by Richard Stowers
Hardcover with jacket, 448 pp, over 350 b/w photographs + maps
Published by David Bateman Ltd (April 2005)
For direct orders call Tim Brown (09) 415 7664 ext 802 or email firstname.lastname@example.org
Reviewed by Dr Stephen Clarke February 2005
This book makes a dramatic impression as a result of its stunning cover, depicting the Gallipoli section of the First World War stained-glass memorial window of St Andrews Church in Cambridge. What is found inside is no less impressive in terms of detailed research and the author’s obvious passion for the subject but in particular the individual soldiers who fought at Gallipoli. Author and publisher together have matched advertising hype as the book certainly makes a ‘fitting memorial to the soldiers who served and died at Gallipoli’.
From the outset the author states that this book complements Chris Pugsley’s groundbreaking Gallipoli: The New Zealand Story and while Bloody Gallipoli: The New Zealanders’ Story is a most accessible and in many places a riveting read, Pugsley remains the definitive account.

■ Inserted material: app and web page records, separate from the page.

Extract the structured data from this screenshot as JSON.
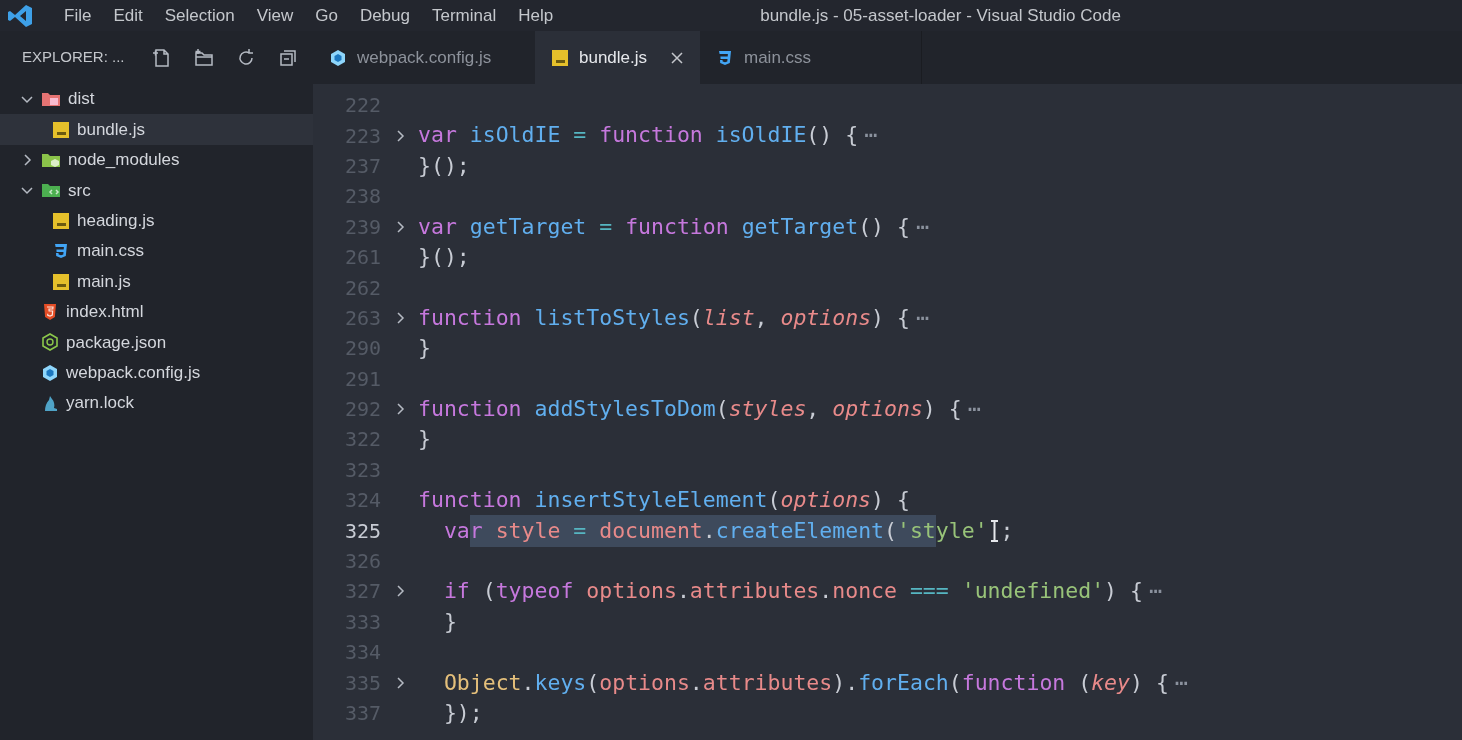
{
  "menu": [
    "File",
    "Edit",
    "Selection",
    "View",
    "Go",
    "Debug",
    "Terminal",
    "Help"
  ],
  "window": {
    "title": "bundle.js - 05-asset-loader - Visual Studio Code"
  },
  "explorer": {
    "title": "EXPLORER: ...",
    "tree": [
      {
        "name": "dist",
        "kind": "folder-dist",
        "expanded": true,
        "selected": false,
        "children": [
          {
            "name": "bundle.js",
            "kind": "js",
            "selected": true
          }
        ]
      },
      {
        "name": "node_modules",
        "kind": "folder-node",
        "expanded": false,
        "selected": false
      },
      {
        "name": "src",
        "kind": "folder-src",
        "expanded": true,
        "selected": false,
        "children": [
          {
            "name": "heading.js",
            "kind": "js",
            "selected": false
          },
          {
            "name": "main.css",
            "kind": "css",
            "selected": false
          },
          {
            "name": "main.js",
            "kind": "js",
            "selected": false
          }
        ]
      },
      {
        "name": "index.html",
        "kind": "html",
        "selected": false
      },
      {
        "name": "package.json",
        "kind": "node",
        "selected": false
      },
      {
        "name": "webpack.config.js",
        "kind": "webpack",
        "selected": false
      },
      {
        "name": "yarn.lock",
        "kind": "yarn",
        "selected": false
      }
    ]
  },
  "tabs": [
    {
      "label": "webpack.config.js",
      "kind": "webpack",
      "selected": false
    },
    {
      "label": "bundle.js",
      "kind": "js",
      "selected": true
    },
    {
      "label": "main.css",
      "kind": "css",
      "selected": false
    }
  ],
  "editor": {
    "lines": [
      {
        "n": "222",
        "folded": false,
        "current": false
      },
      {
        "n": "223",
        "folded": true,
        "current": false,
        "tokens": [
          {
            "text": "var ",
            "kind": "kw"
          },
          {
            "text": "isOldIE ",
            "kind": "fn"
          },
          {
            "text": "= ",
            "kind": "op"
          },
          {
            "text": "function ",
            "kind": "kw"
          },
          {
            "text": "isOldIE",
            "kind": "fn"
          },
          {
            "text": "() {",
            "kind": "plain"
          },
          {
            "text": "⋯",
            "kind": "fold"
          }
        ]
      },
      {
        "n": "237",
        "folded": false,
        "current": false,
        "tokens": [
          {
            "text": "}();",
            "kind": "plain"
          }
        ]
      },
      {
        "n": "238",
        "folded": false,
        "current": false
      },
      {
        "n": "239",
        "folded": true,
        "current": false,
        "tokens": [
          {
            "text": "var ",
            "kind": "kw"
          },
          {
            "text": "getTarget ",
            "kind": "fn"
          },
          {
            "text": "= ",
            "kind": "op"
          },
          {
            "text": "function ",
            "kind": "kw"
          },
          {
            "text": "getTarget",
            "kind": "fn"
          },
          {
            "text": "() {",
            "kind": "plain"
          },
          {
            "text": "⋯",
            "kind": "fold"
          }
        ]
      },
      {
        "n": "261",
        "folded": false,
        "current": false,
        "tokens": [
          {
            "text": "}();",
            "kind": "plain"
          }
        ]
      },
      {
        "n": "262",
        "folded": false,
        "current": false
      },
      {
        "n": "263",
        "folded": true,
        "current": false,
        "tokens": [
          {
            "text": "function ",
            "kind": "kw"
          },
          {
            "text": "listToStyles",
            "kind": "fn"
          },
          {
            "text": "(",
            "kind": "plain"
          },
          {
            "text": "list",
            "kind": "param"
          },
          {
            "text": ", ",
            "kind": "plain"
          },
          {
            "text": "options",
            "kind": "param"
          },
          {
            "text": ") {",
            "kind": "plain"
          },
          {
            "text": "⋯",
            "kind": "fold"
          }
        ]
      },
      {
        "n": "290",
        "folded": false,
        "current": false,
        "tokens": [
          {
            "text": "}",
            "kind": "plain"
          }
        ]
      },
      {
        "n": "291",
        "folded": false,
        "current": false
      },
      {
        "n": "292",
        "folded": true,
        "current": false,
        "tokens": [
          {
            "text": "function ",
            "kind": "kw"
          },
          {
            "text": "addStylesToDom",
            "kind": "fn"
          },
          {
            "text": "(",
            "kind": "plain"
          },
          {
            "text": "styles",
            "kind": "param"
          },
          {
            "text": ", ",
            "kind": "plain"
          },
          {
            "text": "options",
            "kind": "param"
          },
          {
            "text": ") {",
            "kind": "plain"
          },
          {
            "text": "⋯",
            "kind": "fold"
          }
        ]
      },
      {
        "n": "322",
        "folded": false,
        "current": false,
        "tokens": [
          {
            "text": "}",
            "kind": "plain"
          }
        ]
      },
      {
        "n": "323",
        "folded": false,
        "current": false
      },
      {
        "n": "324",
        "folded": false,
        "current": false,
        "tokens": [
          {
            "text": "function ",
            "kind": "kw"
          },
          {
            "text": "insertStyleElement",
            "kind": "fn"
          },
          {
            "text": "(",
            "kind": "plain"
          },
          {
            "text": "options",
            "kind": "param"
          },
          {
            "text": ") {",
            "kind": "plain"
          }
        ]
      },
      {
        "n": "325",
        "folded": false,
        "current": true,
        "segments": [
          {
            "highlighted": false,
            "tokens": [
              {
                "text": "  va",
                "kind": "kw"
              }
            ]
          },
          {
            "highlighted": true,
            "tokens": [
              {
                "text": "r ",
                "kind": "kw"
              },
              {
                "text": "style ",
                "kind": "prop"
              },
              {
                "text": "= ",
                "kind": "op"
              },
              {
                "text": "document",
                "kind": "prop"
              },
              {
                "text": ".",
                "kind": "plain"
              },
              {
                "text": "createElement",
                "kind": "fn"
              },
              {
                "text": "(",
                "kind": "plain"
              },
              {
                "text": "'st",
                "kind": "str"
              }
            ]
          },
          {
            "highlighted": false,
            "tokens": [
              {
                "text": "yle'",
                "kind": "str"
              }
            ]
          },
          {
            "kind": "mouse"
          },
          {
            "highlighted": false,
            "tokens": [
              {
                "text": ";",
                "kind": "plain"
              }
            ]
          }
        ]
      },
      {
        "n": "326",
        "folded": false,
        "current": false
      },
      {
        "n": "327",
        "folded": true,
        "current": false,
        "tokens": [
          {
            "text": "  if",
            "kind": "kw"
          },
          {
            "text": " (",
            "kind": "plain"
          },
          {
            "text": "typeof ",
            "kind": "kw"
          },
          {
            "text": "options",
            "kind": "prop"
          },
          {
            "text": ".",
            "kind": "plain"
          },
          {
            "text": "attributes",
            "kind": "prop"
          },
          {
            "text": ".",
            "kind": "plain"
          },
          {
            "text": "nonce ",
            "kind": "prop"
          },
          {
            "text": "=== ",
            "kind": "op"
          },
          {
            "text": "'undefined'",
            "kind": "str"
          },
          {
            "text": ") {",
            "kind": "plain"
          },
          {
            "text": "⋯",
            "kind": "fold"
          }
        ]
      },
      {
        "n": "333",
        "folded": false,
        "current": false,
        "tokens": [
          {
            "text": "  }",
            "kind": "plain"
          }
        ]
      },
      {
        "n": "334",
        "folded": false,
        "current": false
      },
      {
        "n": "335",
        "folded": true,
        "current": false,
        "tokens": [
          {
            "text": "  Object",
            "kind": "cls"
          },
          {
            "text": ".",
            "kind": "plain"
          },
          {
            "text": "keys",
            "kind": "fn"
          },
          {
            "text": "(",
            "kind": "plain"
          },
          {
            "text": "options",
            "kind": "prop"
          },
          {
            "text": ".",
            "kind": "plain"
          },
          {
            "text": "attributes",
            "kind": "prop"
          },
          {
            "text": ").",
            "kind": "plain"
          },
          {
            "text": "forEach",
            "kind": "fn"
          },
          {
            "text": "(",
            "kind": "plain"
          },
          {
            "text": "function",
            "kind": "kw"
          },
          {
            "text": " (",
            "kind": "plain"
          },
          {
            "text": "key",
            "kind": "param"
          },
          {
            "text": ") {",
            "kind": "plain"
          },
          {
            "text": "⋯",
            "kind": "fold"
          }
        ]
      },
      {
        "n": "337",
        "folded": false,
        "current": false,
        "tokens": [
          {
            "text": "  });",
            "kind": "plain"
          }
        ]
      }
    ]
  }
}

Where Stowers is best is dealing with the individual soldier, which after all is his stated aim, from selection of firsthand accounts to the meticulously researched day-by-day casualty lists that accompany the text in the margins. The author revises many of the probable dates of death for the 2,779 Zealanders who lost their lives at Gallipoli (also an increase on the Official Figure of 2,721) and the considerable biographical detail provided, covering one hundred pages, will be invaluable to family researchers. Over a 150 portrait photographs complement the daily lists (in general the large number of previously unpublished photographs is refreshing and the Thames RSA Collection is a revelation). Stowers’s history is unique in that it also works has a memorial: the often-quoted nameless and faceless statistics are now named and often provided with a face.

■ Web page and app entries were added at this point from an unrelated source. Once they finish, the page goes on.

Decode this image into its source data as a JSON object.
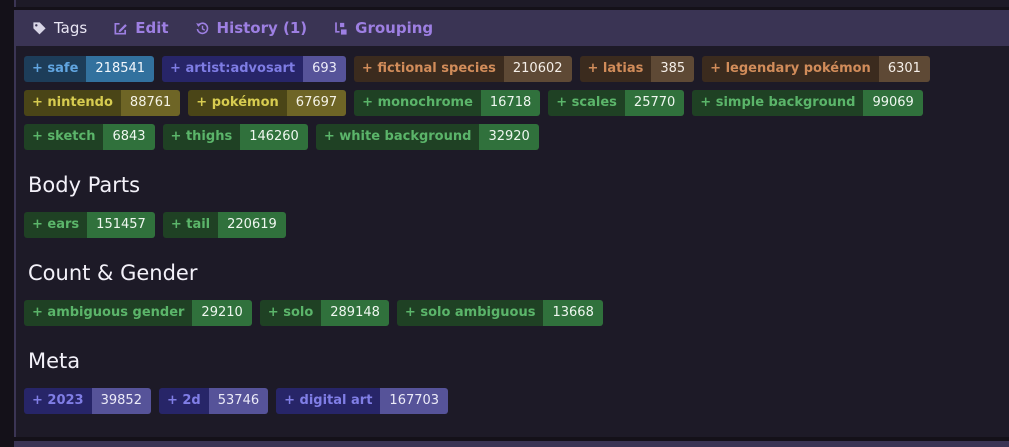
{
  "panel": {
    "header": {
      "tags_label": "Tags",
      "edit_label": "Edit",
      "history_label": "History (1)",
      "grouping_label": "Grouping",
      "bar_color": "#3a3454",
      "link_color": "#9d7fe2",
      "title_color": "#e9e6f3"
    },
    "tag_plus": "+",
    "categories": {
      "rating": {
        "bg": "#1d3d59",
        "text": "#61a5e0",
        "count_bg": "#32719e",
        "count_text": "#f2f7fc"
      },
      "artist": {
        "bg": "#272568",
        "text": "#7e7ce4",
        "count_bg": "#565399",
        "count_text": "#ecebf8"
      },
      "species": {
        "bg": "#3b2b1e",
        "text": "#d18c5a",
        "count_bg": "#5e4935",
        "count_text": "#f5efe9"
      },
      "copyright": {
        "bg": "#4a4517",
        "text": "#d7cc50",
        "count_bg": "#6e6526",
        "count_text": "#f5f3e6"
      },
      "general": {
        "bg": "#1f4124",
        "text": "#5bb56a",
        "count_bg": "#30713c",
        "count_text": "#eff7f0"
      },
      "meta": {
        "bg": "#272568",
        "text": "#807ee6",
        "count_bg": "#565399",
        "count_text": "#ecebf8"
      }
    },
    "groups": [
      {
        "heading": null,
        "tags": [
          {
            "label": "safe",
            "count": "218541",
            "category": "rating"
          },
          {
            "label": "artist:advosart",
            "count": "693",
            "category": "artist"
          },
          {
            "label": "fictional species",
            "count": "210602",
            "category": "species"
          },
          {
            "label": "latias",
            "count": "385",
            "category": "species"
          },
          {
            "label": "legendary pokémon",
            "count": "6301",
            "category": "species"
          },
          {
            "label": "nintendo",
            "count": "88761",
            "category": "copyright"
          },
          {
            "label": "pokémon",
            "count": "67697",
            "category": "copyright"
          },
          {
            "label": "monochrome",
            "count": "16718",
            "category": "general"
          },
          {
            "label": "scales",
            "count": "25770",
            "category": "general"
          },
          {
            "label": "simple background",
            "count": "99069",
            "category": "general"
          },
          {
            "label": "sketch",
            "count": "6843",
            "category": "general"
          },
          {
            "label": "thighs",
            "count": "146260",
            "category": "general"
          },
          {
            "label": "white background",
            "count": "32920",
            "category": "general"
          }
        ]
      },
      {
        "heading": "Body Parts",
        "tags": [
          {
            "label": "ears",
            "count": "151457",
            "category": "general"
          },
          {
            "label": "tail",
            "count": "220619",
            "category": "general"
          }
        ]
      },
      {
        "heading": "Count & Gender",
        "tags": [
          {
            "label": "ambiguous gender",
            "count": "29210",
            "category": "general"
          },
          {
            "label": "solo",
            "count": "289148",
            "category": "general"
          },
          {
            "label": "solo ambiguous",
            "count": "13668",
            "category": "general"
          }
        ]
      },
      {
        "heading": "Meta",
        "tags": [
          {
            "label": "2023",
            "count": "39852",
            "category": "meta"
          },
          {
            "label": "2d",
            "count": "53746",
            "category": "meta"
          },
          {
            "label": "digital art",
            "count": "167703",
            "category": "meta"
          }
        ]
      }
    ]
  }
}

There are mistakes (the Colonel Sinclair MacLagan on page 33 is the same Commander 3rd Australian Brigade as the correctly named Lieutenant-Colonel EG Sinclair-MacLagan on page 82, despite being listed separately in the index), inconsistencies (a statement that some members of the Canterbury Mounted Rifles who died at Gallipoli in 1918 “possibly survived the Gallipoli Campaign” is clarified in biographical notes elsewhere that state some had served), omissions (no account of the controversial sending back of four Maori officers by Godley after the August offensive), and rather too many inconclusive statements. I was certainly surprised that the author had not consulted the latest international research on the campaign, mainly the widely acclaimed Tim Travers’s Gallipoli 1915 (published 2001) that includes original research in Turkish Archives, which would have provided answers to some of the questions raised in the book. But there are omissions of sources from New Zealanders as well; it was surprising not to hear firsthand from Gallipoli veterans Percy Fenwick, Cecil Malthus or Alexander Aitkin whose respective accounts are regarded as classics. My greatest bugbear, however, is the total lack of references, which when one considers the amount of research undertaken is a great loss not only for future researchers but also descendants interested in locating the diaries of re-discovered ancestors. These criticisms must be read in the context of what is a considerable achievement.
Richard Stowers is to be congratulated for a significant and most innovative contribution to the New Zealand story of Gallipoli. This book, together with the accompanying exhibition at the Auckland War Memorial Museum, is indeed a fitting means of marking the 90th Anniversary of Gallipoli.